From $25,000. 839 Shandelee Rd.; 845-439-5070

Handsome Hollow
Location: Long Eddy, New York
Capacity: 225

This venue’s 93 acres of wilderness — covered with blueberry bushes and hemlock trees, plus hiking trails for adventurous guests — in the foothills of the Catskills offer multiple outdoor-ceremony possibilities. Couples can get married in an eight-foot-stone-wall enclosure (the remnants of a centuries-old barn), a secluded clearing surrounded by maple trees and ferns (with cut logs arranged around the perimeter for seating), or a field encircled by wildflowers and a white-birch arbor. From the stone-wall enclosure and the wildflower field, you can hear a burbling creek. Later, dine on fare from nearby caterer Early Bird Cookery, which is famous for its homemade ice cream, with flavors such as blackpepper peach and caramel corn. Dance in the 18th-century Amish barn, which is equipped with a professional sound system. Finish the night at one of the two fire pits on the property. For guests who want to stay over, the nearby farmhouse sleeps six.

From $14,000. 5256 County Rd. No. 28; 607-527-0480;

The Barn at Liberty Farms
Location: Hudson, New York
Capacity: 220

A former thoroughbred-breeding farm, Liberty Farms is located off a sleepy road in Hudson (about two hours from Manhattan). In 2013, it was transformed into a 300-acre certified organic farm, with a private section dedicated to weddings. Guests will pass through grounds dotted with willow trees, orchards, and horses (there’s still a training and boarding facility on the premises) before reaching the refurbished stallion barn. Cere­monies and receptions can be held in the manicured paddock that’s closed off with a white picket fence and backed by the classic red barn, or on the hilltop in the main farm (for an extra charge); it has views of the Catskills on one side and the Berkshire Mountains on the other. Dinner is typically in the barn (in-town caterers Heirloom Fire​ can prep meals of hearth-roasted Hudson Valley duck, salt-baked whole red snapper, and heirloom-apple bread pudding), followed by dancing. The lighting is dimmable, and the eight former stallion stalls can be used as bars, hors d’oeuvre stations, lounge areas, or photo booths.

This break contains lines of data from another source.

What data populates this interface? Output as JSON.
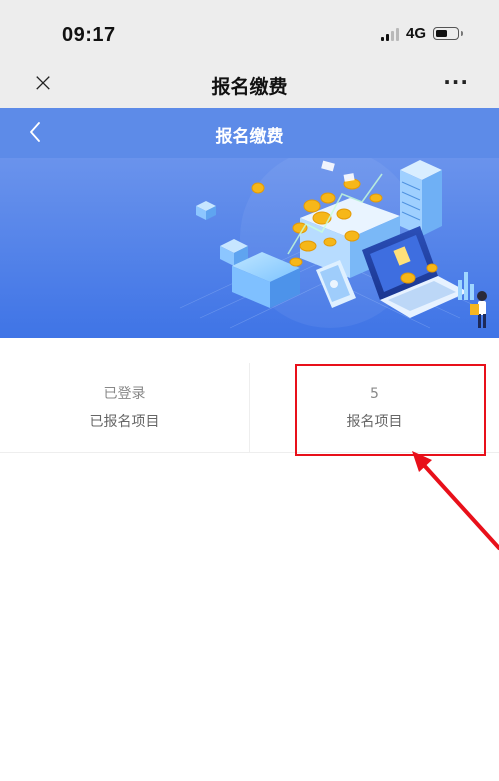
{
  "status_bar": {
    "time": "09:17",
    "network": "4G",
    "signal_icon": "signal-bars-icon",
    "battery_icon": "battery-icon"
  },
  "nav_bar": {
    "close_glyph": "×",
    "title": "报名缴费",
    "more_glyph": "···"
  },
  "page_header": {
    "title": "报名缴费",
    "back_icon": "chevron-left-icon",
    "color": "#5d8be8"
  },
  "stats": [
    {
      "value": "已登录",
      "label": "已报名项目"
    },
    {
      "value": "5",
      "label": "报名项目"
    }
  ],
  "annotation": {
    "color": "#e8101a"
  }
}
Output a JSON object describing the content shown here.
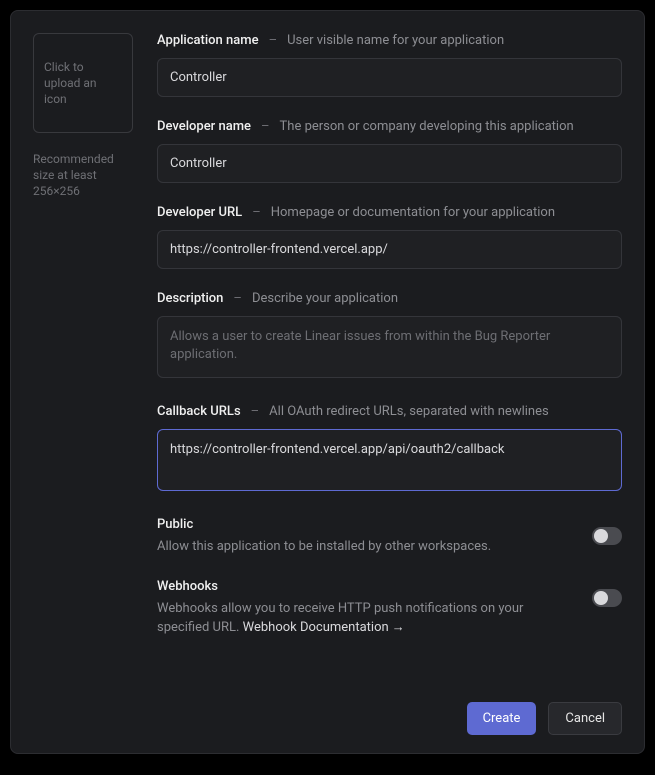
{
  "upload": {
    "prompt": "Click to upload an icon",
    "recommended": "Recommended size at least 256×256"
  },
  "fields": {
    "appName": {
      "label": "Application name",
      "hint": "User visible name for your application",
      "value": "Controller"
    },
    "devName": {
      "label": "Developer name",
      "hint": "The person or company developing this application",
      "value": "Controller"
    },
    "devUrl": {
      "label": "Developer URL",
      "hint": "Homepage or documentation for your application",
      "value": "https://controller-frontend.vercel.app/"
    },
    "description": {
      "label": "Description",
      "hint": "Describe your application",
      "placeholder": "Allows a user to create Linear issues from within the Bug Reporter application."
    },
    "callback": {
      "label": "Callback URLs",
      "hint": "All OAuth redirect URLs, separated with newlines",
      "value": "https://controller-frontend.vercel.app/api/oauth2/callback"
    }
  },
  "toggles": {
    "public": {
      "title": "Public",
      "desc": "Allow this application to be installed by other workspaces."
    },
    "webhooks": {
      "title": "Webhooks",
      "desc": "Webhooks allow you to receive HTTP push notifications on your specified URL. ",
      "link": "Webhook Documentation"
    }
  },
  "actions": {
    "create": "Create",
    "cancel": "Cancel"
  },
  "dash": "–"
}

From $6,500. 60 Ostrander Rd.; 917-539-9283;

Diamond Mills Hotel & Tavern
Location: Saugerties, New York
Capacity: 400

Here, against the backdrop of a waterfall at Diamond Mills, the grand terrace overlooks an even grander Esopus Falls. The falling water once provided power to many businesses in town — including the 1880s paper mill that was located where the hotel is now. Each of the 30 guest rooms at the boutique hotel, about 100 miles outside the city, has a private balcony that overlooks the falls; plus, they’re appointed with cozy touches such as heated bathroom floors and overstuffed duvets. Just off the terrace is a chandelier-heavy ballroom that’s large enough for those who don’t want to be draconian with their guest list, and when some of the crowd has gone to bed, there’s a smaller fireside lounge for night owls.

From $95 per person. 25 S. Partition St.; 845-247-0700;